Evaluation of the Performance of Several Object Types for Electrical Treeing Experiments
Artikel i vetenskaplig tidskrift, 2013
A comparison of the efficiency of various types of object for studying the development of electrical trees in polymers is presented. Two types of newly developed wire-plane objects are investigated and compared with two versions of the traditionally used needle-needle objects. The two needle-needle objects are prepared according to ASTM standard and act as references, whereas the alternative objects rely on use of an ultra-thin tungsten wire (10 and 20 µm) in the test objects for providing the highly divergent electric stress. In one type of those object the wire extends from a semiconducting tab embedded in the tested material, while in the other type, the embedded wire is extended and connected externally by means of a copper tape. The comparison is made using cross linked polyethylene (XLPE) for the testing purposes. The wire type objects provide some promising advantages, including parallel formation of several electrical trees and an exposure of a larger material volume. Further advantages include the considerable simplification of both the manufacturing and the measuring procedures. Among the newly developed test objects, the one without the semiconducting tab is considered most advantageous as it allows for more accurate treeing initiation measurements at a lower voltage level.
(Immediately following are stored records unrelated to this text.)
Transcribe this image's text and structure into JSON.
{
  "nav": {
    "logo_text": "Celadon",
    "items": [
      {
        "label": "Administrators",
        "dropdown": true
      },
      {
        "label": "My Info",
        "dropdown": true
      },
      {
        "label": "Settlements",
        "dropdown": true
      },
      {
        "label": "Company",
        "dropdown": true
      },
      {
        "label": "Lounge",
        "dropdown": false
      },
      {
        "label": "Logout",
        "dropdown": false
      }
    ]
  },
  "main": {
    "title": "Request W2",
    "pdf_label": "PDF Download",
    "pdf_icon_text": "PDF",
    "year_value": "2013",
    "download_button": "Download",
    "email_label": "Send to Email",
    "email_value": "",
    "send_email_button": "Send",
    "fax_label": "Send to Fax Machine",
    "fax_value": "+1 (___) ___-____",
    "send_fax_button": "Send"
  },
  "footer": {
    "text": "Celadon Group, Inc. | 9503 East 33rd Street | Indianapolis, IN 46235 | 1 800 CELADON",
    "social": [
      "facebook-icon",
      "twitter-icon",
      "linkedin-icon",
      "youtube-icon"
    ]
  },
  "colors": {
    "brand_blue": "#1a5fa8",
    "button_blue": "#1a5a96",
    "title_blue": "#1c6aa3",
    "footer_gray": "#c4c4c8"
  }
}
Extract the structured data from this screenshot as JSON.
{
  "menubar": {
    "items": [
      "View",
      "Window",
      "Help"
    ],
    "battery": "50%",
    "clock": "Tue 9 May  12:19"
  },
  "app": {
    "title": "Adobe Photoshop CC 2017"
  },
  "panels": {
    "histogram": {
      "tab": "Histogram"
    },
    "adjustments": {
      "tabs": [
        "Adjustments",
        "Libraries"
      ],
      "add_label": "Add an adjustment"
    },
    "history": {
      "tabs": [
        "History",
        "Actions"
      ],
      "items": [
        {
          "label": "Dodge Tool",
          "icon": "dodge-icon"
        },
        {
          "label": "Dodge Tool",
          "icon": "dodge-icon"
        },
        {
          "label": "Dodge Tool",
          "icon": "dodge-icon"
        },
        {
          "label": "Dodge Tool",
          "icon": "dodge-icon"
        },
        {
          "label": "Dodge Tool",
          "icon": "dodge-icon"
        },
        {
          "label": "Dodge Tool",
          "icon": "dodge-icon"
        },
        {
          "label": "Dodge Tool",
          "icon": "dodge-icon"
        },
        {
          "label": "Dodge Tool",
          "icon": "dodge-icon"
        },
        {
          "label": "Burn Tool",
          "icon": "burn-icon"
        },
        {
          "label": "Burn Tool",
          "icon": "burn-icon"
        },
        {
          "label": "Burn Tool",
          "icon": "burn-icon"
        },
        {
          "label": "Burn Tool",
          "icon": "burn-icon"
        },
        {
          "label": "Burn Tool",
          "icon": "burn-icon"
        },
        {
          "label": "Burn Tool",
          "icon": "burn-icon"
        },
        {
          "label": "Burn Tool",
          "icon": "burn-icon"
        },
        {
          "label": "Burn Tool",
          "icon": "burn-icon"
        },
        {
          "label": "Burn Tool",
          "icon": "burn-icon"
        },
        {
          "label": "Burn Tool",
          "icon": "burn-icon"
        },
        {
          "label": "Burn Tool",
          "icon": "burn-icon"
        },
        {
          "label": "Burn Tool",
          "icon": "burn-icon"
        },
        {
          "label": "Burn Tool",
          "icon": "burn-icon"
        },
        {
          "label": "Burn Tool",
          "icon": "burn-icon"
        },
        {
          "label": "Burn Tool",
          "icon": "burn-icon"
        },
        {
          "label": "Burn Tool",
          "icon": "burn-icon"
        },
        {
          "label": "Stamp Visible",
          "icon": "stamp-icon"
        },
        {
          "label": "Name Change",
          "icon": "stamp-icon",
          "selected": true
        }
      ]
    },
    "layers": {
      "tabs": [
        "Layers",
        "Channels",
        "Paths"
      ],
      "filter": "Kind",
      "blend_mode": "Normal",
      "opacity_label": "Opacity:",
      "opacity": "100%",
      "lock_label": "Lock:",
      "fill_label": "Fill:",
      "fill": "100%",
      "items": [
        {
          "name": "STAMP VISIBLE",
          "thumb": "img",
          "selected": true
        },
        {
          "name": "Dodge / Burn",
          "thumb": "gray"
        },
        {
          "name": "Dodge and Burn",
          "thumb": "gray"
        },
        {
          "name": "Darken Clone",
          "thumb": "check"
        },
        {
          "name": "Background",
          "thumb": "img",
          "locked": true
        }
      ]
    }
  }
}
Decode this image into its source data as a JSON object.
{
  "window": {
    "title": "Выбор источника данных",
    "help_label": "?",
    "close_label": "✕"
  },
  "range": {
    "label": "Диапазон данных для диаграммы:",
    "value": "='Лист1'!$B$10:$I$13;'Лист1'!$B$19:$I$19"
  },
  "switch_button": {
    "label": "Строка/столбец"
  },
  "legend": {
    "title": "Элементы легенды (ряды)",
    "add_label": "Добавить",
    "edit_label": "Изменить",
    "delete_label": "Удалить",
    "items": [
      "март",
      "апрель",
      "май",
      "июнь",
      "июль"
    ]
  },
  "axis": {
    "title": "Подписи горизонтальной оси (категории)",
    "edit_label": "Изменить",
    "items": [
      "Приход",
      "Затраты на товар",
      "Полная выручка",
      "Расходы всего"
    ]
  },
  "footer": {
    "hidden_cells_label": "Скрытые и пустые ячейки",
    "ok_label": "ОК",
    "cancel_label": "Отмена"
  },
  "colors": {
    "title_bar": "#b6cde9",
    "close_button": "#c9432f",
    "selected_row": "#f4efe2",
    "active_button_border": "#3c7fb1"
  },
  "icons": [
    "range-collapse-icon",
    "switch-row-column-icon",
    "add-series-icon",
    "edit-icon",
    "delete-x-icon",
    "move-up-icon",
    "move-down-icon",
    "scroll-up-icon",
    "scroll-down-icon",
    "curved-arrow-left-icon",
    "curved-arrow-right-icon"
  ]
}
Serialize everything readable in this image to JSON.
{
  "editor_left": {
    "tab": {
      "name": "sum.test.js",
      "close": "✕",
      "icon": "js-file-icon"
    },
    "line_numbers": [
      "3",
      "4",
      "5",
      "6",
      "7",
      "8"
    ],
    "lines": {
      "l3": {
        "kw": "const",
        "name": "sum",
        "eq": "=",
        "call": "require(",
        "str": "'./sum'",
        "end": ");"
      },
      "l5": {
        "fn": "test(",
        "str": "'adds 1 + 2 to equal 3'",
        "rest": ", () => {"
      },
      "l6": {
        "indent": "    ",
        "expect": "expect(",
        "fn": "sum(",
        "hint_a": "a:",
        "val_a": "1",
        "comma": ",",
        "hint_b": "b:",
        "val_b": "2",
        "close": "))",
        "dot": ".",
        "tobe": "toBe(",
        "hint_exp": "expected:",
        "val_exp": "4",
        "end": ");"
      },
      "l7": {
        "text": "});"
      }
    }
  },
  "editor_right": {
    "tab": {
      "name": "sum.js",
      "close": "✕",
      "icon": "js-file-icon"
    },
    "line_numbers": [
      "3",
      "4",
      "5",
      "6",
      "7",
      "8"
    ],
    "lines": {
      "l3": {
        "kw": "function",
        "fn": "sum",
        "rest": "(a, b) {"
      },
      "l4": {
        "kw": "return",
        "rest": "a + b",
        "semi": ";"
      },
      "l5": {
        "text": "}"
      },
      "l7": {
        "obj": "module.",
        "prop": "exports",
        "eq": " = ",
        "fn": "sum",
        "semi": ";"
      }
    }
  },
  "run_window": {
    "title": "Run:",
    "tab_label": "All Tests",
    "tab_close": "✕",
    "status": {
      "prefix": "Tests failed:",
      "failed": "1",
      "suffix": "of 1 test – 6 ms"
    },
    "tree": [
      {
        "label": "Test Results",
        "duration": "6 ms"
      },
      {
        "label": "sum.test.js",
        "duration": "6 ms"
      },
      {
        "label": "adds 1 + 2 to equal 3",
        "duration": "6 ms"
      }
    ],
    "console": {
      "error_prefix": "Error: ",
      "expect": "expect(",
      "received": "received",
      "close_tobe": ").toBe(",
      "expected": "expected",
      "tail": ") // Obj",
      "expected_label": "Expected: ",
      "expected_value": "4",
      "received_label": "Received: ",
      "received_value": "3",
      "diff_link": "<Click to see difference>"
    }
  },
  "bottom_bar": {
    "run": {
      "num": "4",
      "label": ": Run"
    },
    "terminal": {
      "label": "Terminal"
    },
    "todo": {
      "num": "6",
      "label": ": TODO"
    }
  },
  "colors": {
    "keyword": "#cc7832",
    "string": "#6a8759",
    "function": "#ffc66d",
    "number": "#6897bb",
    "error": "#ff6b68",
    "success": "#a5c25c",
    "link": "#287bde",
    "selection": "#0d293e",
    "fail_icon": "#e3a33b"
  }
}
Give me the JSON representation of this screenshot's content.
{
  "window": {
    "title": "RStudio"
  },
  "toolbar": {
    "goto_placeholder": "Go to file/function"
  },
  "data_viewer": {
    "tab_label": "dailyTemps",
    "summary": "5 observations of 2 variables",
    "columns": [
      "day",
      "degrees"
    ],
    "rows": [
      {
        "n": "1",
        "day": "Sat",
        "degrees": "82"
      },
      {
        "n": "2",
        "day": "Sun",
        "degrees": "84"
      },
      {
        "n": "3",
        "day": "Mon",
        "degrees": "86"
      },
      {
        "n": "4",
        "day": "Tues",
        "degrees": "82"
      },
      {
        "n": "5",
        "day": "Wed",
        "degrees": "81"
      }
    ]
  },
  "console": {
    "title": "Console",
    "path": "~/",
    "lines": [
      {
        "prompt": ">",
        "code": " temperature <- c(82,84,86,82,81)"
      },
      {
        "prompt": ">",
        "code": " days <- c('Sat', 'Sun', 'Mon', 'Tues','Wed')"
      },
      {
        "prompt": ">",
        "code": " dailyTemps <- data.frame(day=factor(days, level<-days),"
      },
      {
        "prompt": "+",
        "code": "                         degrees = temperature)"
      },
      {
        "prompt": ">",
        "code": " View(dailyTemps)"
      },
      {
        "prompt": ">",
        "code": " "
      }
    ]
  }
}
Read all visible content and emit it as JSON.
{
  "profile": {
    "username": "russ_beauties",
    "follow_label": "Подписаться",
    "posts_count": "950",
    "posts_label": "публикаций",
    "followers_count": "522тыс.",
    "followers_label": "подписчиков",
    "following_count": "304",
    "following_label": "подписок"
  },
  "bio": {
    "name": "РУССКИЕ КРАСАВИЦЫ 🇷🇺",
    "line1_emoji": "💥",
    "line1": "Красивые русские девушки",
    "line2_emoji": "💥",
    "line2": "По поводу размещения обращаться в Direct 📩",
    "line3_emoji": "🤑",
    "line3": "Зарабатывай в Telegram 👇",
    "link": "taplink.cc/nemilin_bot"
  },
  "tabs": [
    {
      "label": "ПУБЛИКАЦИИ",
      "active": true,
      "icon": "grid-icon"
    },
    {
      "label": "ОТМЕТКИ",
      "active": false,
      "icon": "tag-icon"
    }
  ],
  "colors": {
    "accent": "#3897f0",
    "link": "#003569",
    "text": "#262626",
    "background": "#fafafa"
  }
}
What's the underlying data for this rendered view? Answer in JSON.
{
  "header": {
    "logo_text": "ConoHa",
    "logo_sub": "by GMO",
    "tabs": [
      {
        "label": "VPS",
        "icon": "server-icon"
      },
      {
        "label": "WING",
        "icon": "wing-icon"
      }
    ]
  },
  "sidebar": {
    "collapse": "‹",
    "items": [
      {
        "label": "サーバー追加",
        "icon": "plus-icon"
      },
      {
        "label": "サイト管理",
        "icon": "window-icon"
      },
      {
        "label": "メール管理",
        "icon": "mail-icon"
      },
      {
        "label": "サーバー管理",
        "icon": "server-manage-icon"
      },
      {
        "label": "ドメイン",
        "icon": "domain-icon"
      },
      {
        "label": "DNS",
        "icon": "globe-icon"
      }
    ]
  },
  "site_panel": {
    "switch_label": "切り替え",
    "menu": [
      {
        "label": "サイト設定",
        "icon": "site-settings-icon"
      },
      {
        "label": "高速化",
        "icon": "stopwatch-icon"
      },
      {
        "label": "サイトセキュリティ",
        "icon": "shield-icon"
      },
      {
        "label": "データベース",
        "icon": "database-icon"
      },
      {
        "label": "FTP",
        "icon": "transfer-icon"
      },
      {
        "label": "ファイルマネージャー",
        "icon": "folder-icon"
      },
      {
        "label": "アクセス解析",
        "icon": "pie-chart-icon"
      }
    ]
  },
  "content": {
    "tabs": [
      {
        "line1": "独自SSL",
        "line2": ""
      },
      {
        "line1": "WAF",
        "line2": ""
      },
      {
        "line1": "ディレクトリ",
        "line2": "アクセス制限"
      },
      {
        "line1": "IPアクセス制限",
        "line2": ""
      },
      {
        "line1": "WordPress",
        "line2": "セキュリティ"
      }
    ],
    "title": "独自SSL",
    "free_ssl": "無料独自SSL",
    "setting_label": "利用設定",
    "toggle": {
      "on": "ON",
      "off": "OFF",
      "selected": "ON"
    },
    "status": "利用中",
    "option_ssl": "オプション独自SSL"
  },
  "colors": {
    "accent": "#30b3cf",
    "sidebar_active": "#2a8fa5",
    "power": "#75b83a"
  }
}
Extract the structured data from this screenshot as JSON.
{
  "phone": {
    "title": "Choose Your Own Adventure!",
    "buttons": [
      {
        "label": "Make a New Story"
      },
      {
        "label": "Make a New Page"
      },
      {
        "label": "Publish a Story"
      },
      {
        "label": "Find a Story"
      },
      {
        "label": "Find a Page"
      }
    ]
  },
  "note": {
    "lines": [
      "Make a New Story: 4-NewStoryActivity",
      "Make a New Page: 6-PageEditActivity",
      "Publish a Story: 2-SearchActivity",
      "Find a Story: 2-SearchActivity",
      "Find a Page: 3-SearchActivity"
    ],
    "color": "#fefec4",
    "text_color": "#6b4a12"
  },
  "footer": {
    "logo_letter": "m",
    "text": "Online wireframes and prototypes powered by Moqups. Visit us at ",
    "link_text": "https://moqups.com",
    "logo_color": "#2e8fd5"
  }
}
On the other hand the disadvantage is a formation of kinks on the wire that results from polyethylene shrink during sample preparation, which may yield some difficulties in correctly estimating the local field strength locally as well as straining the surrounding material. However the multitude of electric trees formed in each sample allows to easily discard the trees growing at such imperfections in following data analyses. Although finding a statistical method that makes good use of all the data poses a challenge, a suggested approach is presented.
cross linked polyethylene